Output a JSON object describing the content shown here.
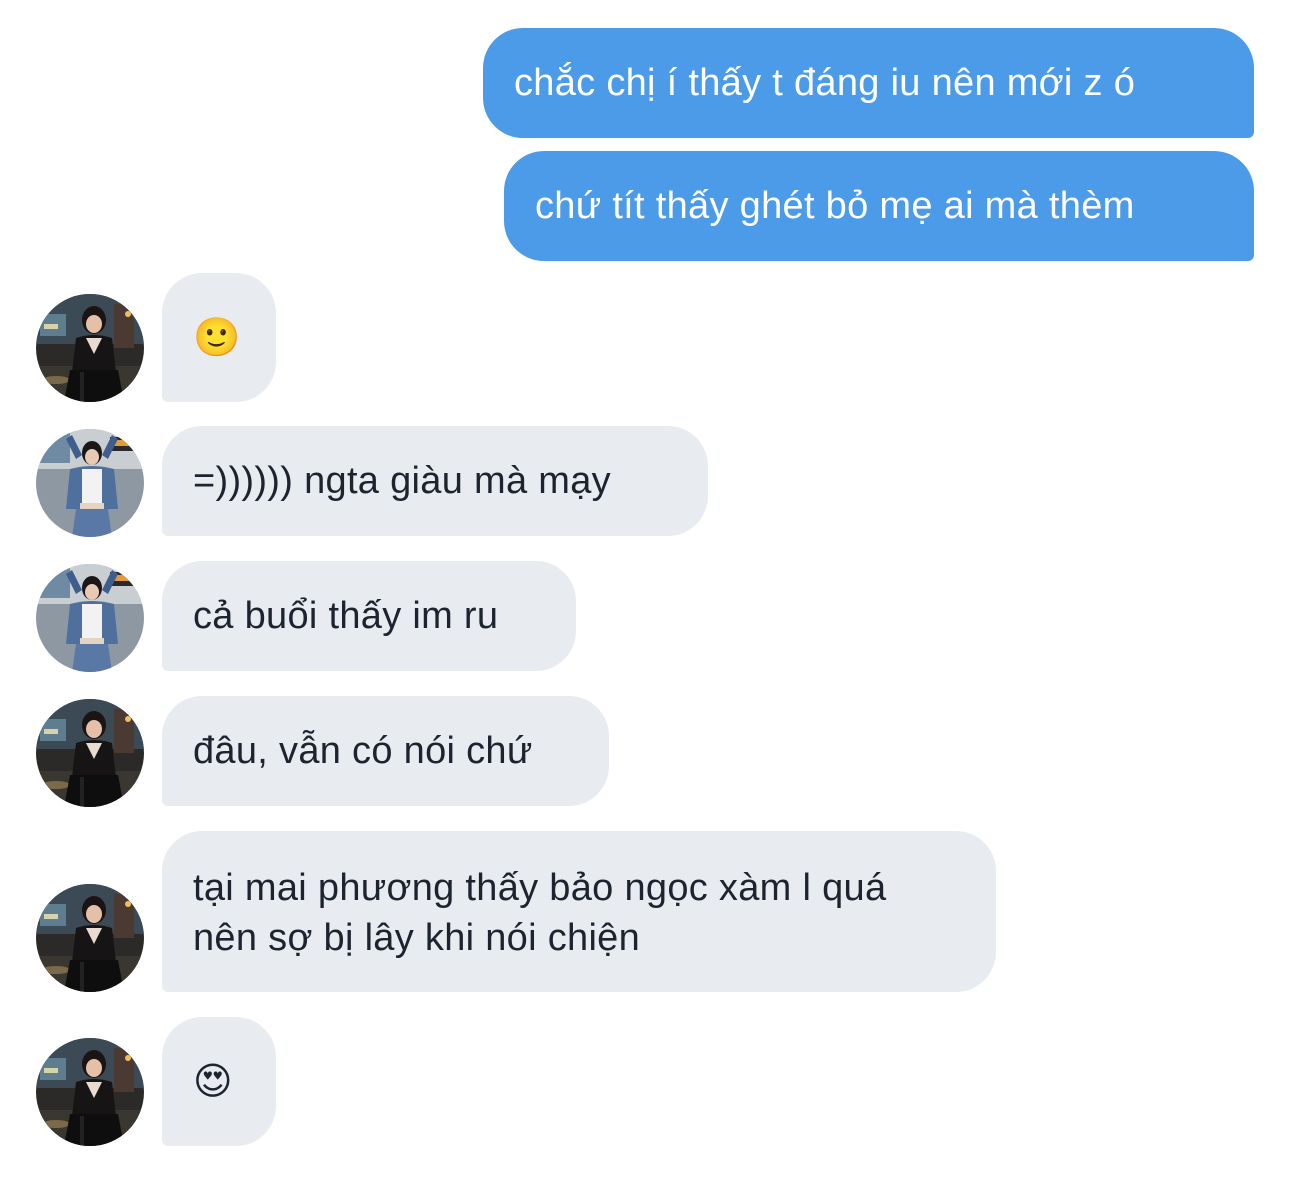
{
  "conversation": {
    "messages": [
      {
        "sender": "me",
        "text": "chắc chị í thấy t đáng iu nên mới z ó"
      },
      {
        "sender": "me",
        "text": "chứ tít thấy ghét bỏ mẹ ai mà thèm"
      },
      {
        "sender": "them",
        "text": "🙂",
        "avatar": "avatar-night-photo"
      },
      {
        "sender": "them",
        "text": "=)))))) ngta giàu mà mạy",
        "avatar": "avatar-denim-jacket"
      },
      {
        "sender": "them",
        "text": "cả buổi thấy im ru",
        "avatar": "avatar-denim-jacket"
      },
      {
        "sender": "them",
        "text": "đâu, vẫn có nói chứ",
        "avatar": "avatar-night-photo"
      },
      {
        "sender": "them",
        "text": "tại mai phương thấy bảo ngọc xàm l quá nên sợ bị lây khi nói chiện",
        "avatar": "avatar-night-photo"
      },
      {
        "sender": "them",
        "text": "😍",
        "avatar": "avatar-night-photo"
      }
    ]
  },
  "colors": {
    "outgoing_bubble": "#4c9be8",
    "incoming_bubble": "#e8ebef",
    "outgoing_text": "#ffffff",
    "incoming_text": "#1d2430"
  }
}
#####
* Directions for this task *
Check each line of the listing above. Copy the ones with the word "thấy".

* Task response *
        "text": "chắc chị í thấy t đáng iu nên mới z ó"
        "text": "chứ tít thấy ghét bỏ mẹ ai mà thèm"
        "text": "cả buổi thấy im ru",
        "text": "tại mai phương thấy bảo ngọc xàm l quá nên sợ bị lây khi nói chiện",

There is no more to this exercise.